§ What you should do
Number of lines below with the word "woman": give it and nothing more.

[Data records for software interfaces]
****

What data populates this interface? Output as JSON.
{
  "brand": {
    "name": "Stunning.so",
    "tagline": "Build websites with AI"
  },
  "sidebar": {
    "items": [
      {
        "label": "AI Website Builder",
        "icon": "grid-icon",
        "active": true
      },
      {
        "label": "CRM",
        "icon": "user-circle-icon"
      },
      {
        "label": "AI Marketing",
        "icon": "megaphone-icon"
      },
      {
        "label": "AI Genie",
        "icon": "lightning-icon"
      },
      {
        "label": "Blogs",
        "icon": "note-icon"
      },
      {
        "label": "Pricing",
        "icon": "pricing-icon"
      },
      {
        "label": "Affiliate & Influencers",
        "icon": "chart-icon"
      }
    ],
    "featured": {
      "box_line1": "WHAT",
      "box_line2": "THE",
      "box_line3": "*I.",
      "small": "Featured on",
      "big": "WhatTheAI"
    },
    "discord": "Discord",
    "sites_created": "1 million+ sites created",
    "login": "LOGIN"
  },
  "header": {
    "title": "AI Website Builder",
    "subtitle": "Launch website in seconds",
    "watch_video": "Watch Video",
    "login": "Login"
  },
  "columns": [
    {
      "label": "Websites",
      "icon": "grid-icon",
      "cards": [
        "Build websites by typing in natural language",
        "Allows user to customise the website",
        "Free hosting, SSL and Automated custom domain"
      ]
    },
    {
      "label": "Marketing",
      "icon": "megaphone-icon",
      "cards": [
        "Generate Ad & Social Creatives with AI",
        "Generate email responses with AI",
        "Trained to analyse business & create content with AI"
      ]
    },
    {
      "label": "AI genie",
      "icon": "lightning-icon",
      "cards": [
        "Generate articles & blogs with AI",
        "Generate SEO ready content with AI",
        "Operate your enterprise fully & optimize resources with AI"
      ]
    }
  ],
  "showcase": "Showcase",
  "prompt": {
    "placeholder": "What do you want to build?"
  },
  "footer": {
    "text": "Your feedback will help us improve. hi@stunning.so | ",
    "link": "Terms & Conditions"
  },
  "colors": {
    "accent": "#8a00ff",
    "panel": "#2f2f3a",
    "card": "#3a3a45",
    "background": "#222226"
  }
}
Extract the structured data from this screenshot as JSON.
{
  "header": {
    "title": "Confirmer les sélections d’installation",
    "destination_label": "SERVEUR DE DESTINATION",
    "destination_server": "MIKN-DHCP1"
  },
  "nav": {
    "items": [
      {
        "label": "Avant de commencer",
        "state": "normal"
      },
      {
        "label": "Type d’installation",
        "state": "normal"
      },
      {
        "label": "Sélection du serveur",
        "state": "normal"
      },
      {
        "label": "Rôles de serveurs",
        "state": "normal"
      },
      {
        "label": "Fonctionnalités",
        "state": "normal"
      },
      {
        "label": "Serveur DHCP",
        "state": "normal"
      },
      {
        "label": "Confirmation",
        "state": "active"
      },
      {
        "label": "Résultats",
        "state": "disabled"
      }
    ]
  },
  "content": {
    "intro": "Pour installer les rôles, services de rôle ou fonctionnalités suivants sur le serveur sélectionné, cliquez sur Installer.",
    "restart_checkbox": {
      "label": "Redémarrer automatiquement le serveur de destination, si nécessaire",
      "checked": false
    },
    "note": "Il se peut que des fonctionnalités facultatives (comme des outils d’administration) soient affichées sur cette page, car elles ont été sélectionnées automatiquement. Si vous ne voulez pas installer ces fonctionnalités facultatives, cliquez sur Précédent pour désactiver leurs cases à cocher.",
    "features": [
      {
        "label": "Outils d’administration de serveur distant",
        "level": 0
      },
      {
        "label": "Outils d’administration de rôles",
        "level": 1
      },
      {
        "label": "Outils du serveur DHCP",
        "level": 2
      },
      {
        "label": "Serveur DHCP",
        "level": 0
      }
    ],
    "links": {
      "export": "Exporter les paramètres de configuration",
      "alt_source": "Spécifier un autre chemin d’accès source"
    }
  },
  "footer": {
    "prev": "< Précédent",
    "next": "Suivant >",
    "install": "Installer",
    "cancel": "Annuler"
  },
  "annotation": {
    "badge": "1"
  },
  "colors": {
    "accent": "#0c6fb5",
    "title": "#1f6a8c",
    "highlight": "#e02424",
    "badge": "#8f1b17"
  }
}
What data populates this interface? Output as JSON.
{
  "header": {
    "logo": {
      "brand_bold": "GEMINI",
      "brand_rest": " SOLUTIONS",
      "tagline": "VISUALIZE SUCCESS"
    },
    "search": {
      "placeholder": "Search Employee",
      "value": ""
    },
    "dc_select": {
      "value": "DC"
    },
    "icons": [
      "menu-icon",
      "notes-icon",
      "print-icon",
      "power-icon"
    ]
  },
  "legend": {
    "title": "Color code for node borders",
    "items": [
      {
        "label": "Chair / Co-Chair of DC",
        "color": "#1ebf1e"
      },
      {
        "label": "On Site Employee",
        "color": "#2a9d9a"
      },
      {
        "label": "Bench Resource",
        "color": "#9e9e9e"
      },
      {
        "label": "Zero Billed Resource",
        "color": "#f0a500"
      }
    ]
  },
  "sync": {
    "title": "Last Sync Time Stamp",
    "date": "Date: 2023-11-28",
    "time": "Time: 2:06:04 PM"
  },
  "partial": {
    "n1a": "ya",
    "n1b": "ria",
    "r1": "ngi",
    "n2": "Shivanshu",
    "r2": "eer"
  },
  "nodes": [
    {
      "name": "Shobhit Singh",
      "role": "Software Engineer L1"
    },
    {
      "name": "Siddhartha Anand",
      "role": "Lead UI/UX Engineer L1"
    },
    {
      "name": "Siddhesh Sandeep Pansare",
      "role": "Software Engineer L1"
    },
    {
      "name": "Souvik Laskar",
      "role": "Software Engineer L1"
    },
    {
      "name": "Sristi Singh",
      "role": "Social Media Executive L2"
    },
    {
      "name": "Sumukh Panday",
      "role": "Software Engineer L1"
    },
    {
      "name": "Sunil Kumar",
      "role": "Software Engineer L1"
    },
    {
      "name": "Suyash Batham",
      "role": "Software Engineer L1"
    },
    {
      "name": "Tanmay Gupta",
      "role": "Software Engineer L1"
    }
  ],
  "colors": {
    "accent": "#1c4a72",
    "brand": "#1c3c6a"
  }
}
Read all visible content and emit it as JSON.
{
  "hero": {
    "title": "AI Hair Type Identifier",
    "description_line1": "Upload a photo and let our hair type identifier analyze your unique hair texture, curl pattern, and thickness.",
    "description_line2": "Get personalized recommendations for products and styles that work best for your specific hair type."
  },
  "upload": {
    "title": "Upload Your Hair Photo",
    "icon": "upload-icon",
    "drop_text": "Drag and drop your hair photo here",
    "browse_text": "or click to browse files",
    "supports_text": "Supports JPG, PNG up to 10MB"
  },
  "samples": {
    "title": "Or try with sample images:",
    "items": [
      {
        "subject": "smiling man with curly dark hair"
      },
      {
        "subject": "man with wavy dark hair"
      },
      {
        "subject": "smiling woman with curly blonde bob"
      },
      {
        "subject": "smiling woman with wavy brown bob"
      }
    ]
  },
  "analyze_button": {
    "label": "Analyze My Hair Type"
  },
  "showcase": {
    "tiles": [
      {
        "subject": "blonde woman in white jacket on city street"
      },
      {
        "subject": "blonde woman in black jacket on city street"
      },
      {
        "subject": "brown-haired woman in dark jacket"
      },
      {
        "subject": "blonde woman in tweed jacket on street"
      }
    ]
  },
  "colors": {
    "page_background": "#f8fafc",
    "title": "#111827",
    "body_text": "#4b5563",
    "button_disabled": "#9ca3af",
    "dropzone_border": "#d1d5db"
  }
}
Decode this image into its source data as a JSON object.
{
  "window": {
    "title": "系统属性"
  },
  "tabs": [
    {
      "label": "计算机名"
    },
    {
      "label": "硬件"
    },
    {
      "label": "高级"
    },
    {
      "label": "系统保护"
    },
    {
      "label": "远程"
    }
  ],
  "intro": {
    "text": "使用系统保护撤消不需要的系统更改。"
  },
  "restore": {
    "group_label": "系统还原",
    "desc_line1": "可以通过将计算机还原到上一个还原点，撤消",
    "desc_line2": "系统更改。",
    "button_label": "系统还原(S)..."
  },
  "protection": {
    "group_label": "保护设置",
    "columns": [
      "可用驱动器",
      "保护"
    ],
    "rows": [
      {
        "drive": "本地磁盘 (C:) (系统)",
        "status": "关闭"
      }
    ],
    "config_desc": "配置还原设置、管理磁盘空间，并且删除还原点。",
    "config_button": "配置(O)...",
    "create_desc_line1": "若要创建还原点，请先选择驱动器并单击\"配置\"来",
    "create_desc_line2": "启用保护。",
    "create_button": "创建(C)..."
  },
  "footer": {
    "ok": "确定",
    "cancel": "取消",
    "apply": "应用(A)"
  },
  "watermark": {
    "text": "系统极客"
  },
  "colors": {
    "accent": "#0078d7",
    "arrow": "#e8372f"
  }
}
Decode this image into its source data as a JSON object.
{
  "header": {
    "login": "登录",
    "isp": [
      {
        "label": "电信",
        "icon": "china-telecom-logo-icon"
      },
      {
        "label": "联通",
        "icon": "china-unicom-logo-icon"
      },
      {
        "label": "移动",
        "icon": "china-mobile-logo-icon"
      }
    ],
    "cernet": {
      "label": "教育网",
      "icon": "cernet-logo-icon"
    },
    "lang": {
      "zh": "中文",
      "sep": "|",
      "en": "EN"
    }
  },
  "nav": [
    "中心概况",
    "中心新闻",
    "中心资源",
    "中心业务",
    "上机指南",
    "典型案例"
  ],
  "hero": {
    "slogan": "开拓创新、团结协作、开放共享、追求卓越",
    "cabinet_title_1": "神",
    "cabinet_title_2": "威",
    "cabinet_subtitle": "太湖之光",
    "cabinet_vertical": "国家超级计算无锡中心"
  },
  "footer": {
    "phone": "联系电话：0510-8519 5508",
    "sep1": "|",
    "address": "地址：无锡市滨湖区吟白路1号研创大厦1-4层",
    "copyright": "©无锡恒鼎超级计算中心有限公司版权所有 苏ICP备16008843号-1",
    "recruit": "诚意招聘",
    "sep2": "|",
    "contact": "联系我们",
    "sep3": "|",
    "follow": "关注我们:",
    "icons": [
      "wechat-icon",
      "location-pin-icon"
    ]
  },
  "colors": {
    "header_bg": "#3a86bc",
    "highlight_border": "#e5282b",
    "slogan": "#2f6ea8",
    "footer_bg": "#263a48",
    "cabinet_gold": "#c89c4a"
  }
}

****

§ Expected answer
6